Using the records below, locate all lines containing "посади" and return them.
**** Records for the exercise ****
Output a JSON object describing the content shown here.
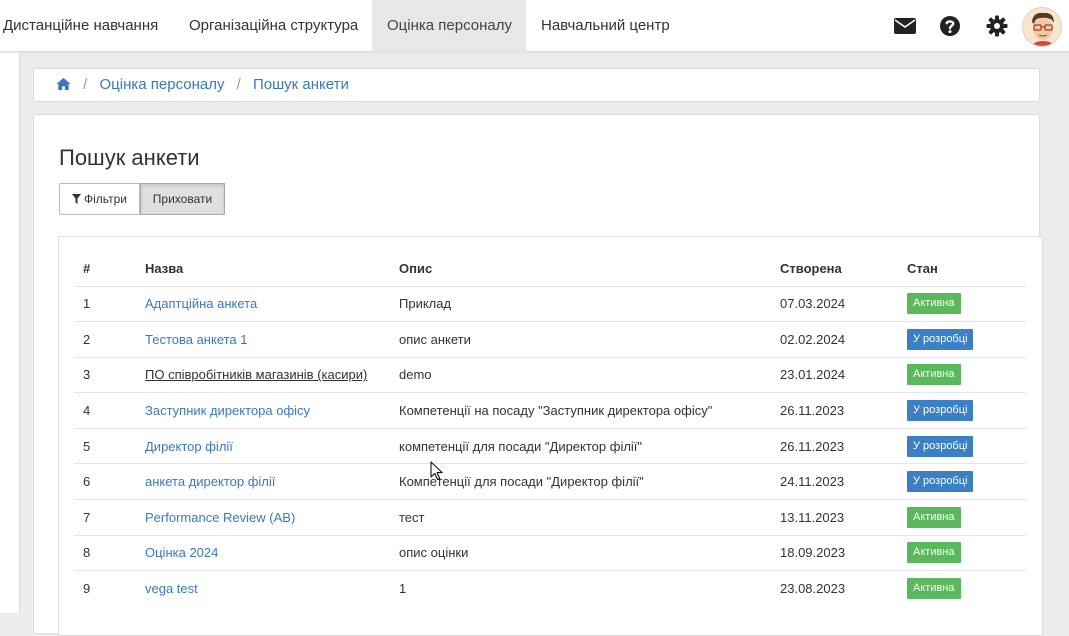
{
  "nav": {
    "items": [
      {
        "label": "Дистанційне навчання"
      },
      {
        "label": "Організаційна структура"
      },
      {
        "label": "Оцінка персоналу",
        "active": true
      },
      {
        "label": "Навчальний центр"
      }
    ],
    "icons": [
      "envelope-icon",
      "question-circle-icon",
      "gear-icon"
    ]
  },
  "breadcrumb": {
    "items": [
      "Оцінка персоналу",
      "Пошук анкети"
    ]
  },
  "page": {
    "title": "Пошук анкети",
    "filters_label": "Фільтри",
    "hide_label": "Приховати"
  },
  "table": {
    "headers": [
      "#",
      "Назва",
      "Опис",
      "Створена",
      "Стан"
    ],
    "rows": [
      {
        "num": "1",
        "name": "Адаптційна анкета",
        "desc": "Приклад",
        "created": "07.03.2024",
        "status": "Активна",
        "status_type": "active"
      },
      {
        "num": "2",
        "name": "Тестова анкета 1",
        "desc": "опис анкети",
        "created": "02.02.2024",
        "status": "У розробці",
        "status_type": "dev"
      },
      {
        "num": "3",
        "name": "ПО співробітників магазинів (касири)",
        "desc": "demo",
        "created": "23.01.2024",
        "status": "Активна",
        "status_type": "active"
      },
      {
        "num": "4",
        "name": "Заступник директора офісу",
        "desc": "Компетенції на посаду \"Заступник директора офісу\"",
        "created": "26.11.2023",
        "status": "У розробці",
        "status_type": "dev"
      },
      {
        "num": "5",
        "name": "Директор філії",
        "desc": "компетенції для посади \"Директор філії\"",
        "created": "26.11.2023",
        "status": "У розробці",
        "status_type": "dev"
      },
      {
        "num": "6",
        "name": "анкета директор філії",
        "desc": "Компетенції для посади \"Директор філії\"",
        "created": "24.11.2023",
        "status": "У розробці",
        "status_type": "dev"
      },
      {
        "num": "7",
        "name": "Performance Review (AB)",
        "desc": "тест",
        "created": "13.11.2023",
        "status": "Активна",
        "status_type": "active"
      },
      {
        "num": "8",
        "name": "Оцінка 2024",
        "desc": "опис оцінки",
        "created": "18.09.2023",
        "status": "Активна",
        "status_type": "active"
      },
      {
        "num": "9",
        "name": "vega test",
        "desc": "1",
        "created": "23.08.2023",
        "status": "Активна",
        "status_type": "active"
      }
    ]
  },
  "colors": {
    "link": "#3a78c3",
    "active_badge": "#5cb85c",
    "dev_badge": "#3b7fc4"
  }
}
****
Solution to this exercise =>
        "desc": "компетенції для посади \"Директор філії\"",
        "desc": "Компетенції для посади \"Директор філії\"",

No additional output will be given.